Mental health counseling services at UC-Davis and California State University-Sacramento are working to address growing student demand but do not have adequate staffing, the Sacramento Bee reports.
Both schools' counseling services are operating below the accepted ratio of one therapist per 1,000 to 1,500 students. UC-Davis has one therapist per 2,500 students, while Sacramento State has one therapist for about every 4,000 students.
Counselors at both schools immediately help students with mental health emergencies, but the staffing strain stems from the majority of students who seek non-emergency appointments.
Bert Epstein, director of Psychological Counseling Services at Sacramento State, said about 1,000 students obtain services annually. The university has the full-time equivalent of seven licensed therapists and one psychiatrist.
A CSU spokesperson said the university system has no plans to increase staffing at the counseling centers.
Emil Rodolfa, director of counseling and psychological services at UC-Davis, said students typically wait two to three weeks for follow-up appointments with therapists.
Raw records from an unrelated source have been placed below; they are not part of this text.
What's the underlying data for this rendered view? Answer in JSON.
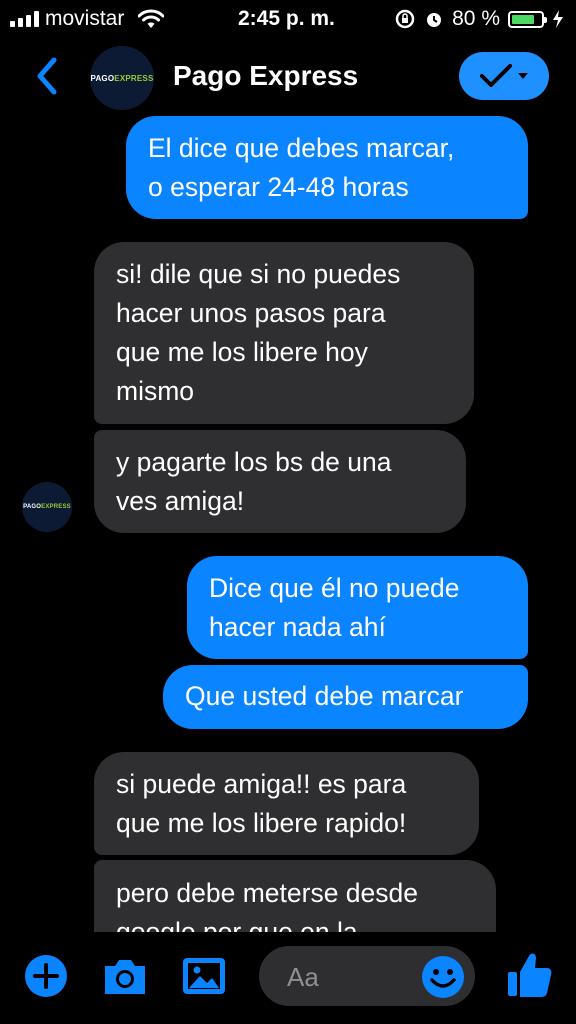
{
  "status_bar": {
    "carrier": "movistar",
    "time": "2:45 p. m.",
    "battery": "80 %",
    "battery_level": 0.8
  },
  "header": {
    "title": "Pago Express",
    "avatar_logo": {
      "prefix": "PAGO",
      "suffix": "EXPRESS"
    }
  },
  "messages": [
    {
      "from": "me",
      "lines": [
        "El dice que debes marcar,",
        "o esperar 24-48 horas"
      ]
    },
    {
      "from": "them",
      "lines": [
        "si! dile que si no puedes",
        "hacer unos pasos para",
        "que me los libere hoy",
        "mismo"
      ]
    },
    {
      "from": "them",
      "lines": [
        "y pagarte los bs de una",
        "ves amiga!"
      ]
    },
    {
      "from": "me",
      "lines": [
        "Dice que él no puede",
        "hacer nada ahí"
      ]
    },
    {
      "from": "me",
      "lines": [
        "Que usted debe marcar"
      ]
    },
    {
      "from": "them",
      "lines": [
        "si puede amiga!! es para",
        "que me los libere rapido!"
      ]
    },
    {
      "from": "them",
      "lines": [
        "pero debe meterse desde",
        "google por que en la"
      ]
    }
  ],
  "composer": {
    "placeholder": "Aa"
  },
  "colors": {
    "accent": "#0a84ff",
    "incoming_bubble": "#2f2f31",
    "background": "#000000",
    "battery": "#4cd964"
  }
}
Rodolfa said that 1,700 students in 2000 visited the center, compared with 3,000 visits in 2006, an increase she attributes to a growing student body, along with a lower social stigma toward mental illness.
Michael Young, co-chair of a mental health committee that made recommendations last year to the UC Regents, said, "We just don't have enough psychologists and mental health professionals (in California) to address the full range of needs."
Young said the number of therapists in the UC system needs to be doubled to maintain an acceptable ratio. The university could achieve this through a 2% increase in general fees, according to the Bee (Reese, Sacramento Bee, 4/26).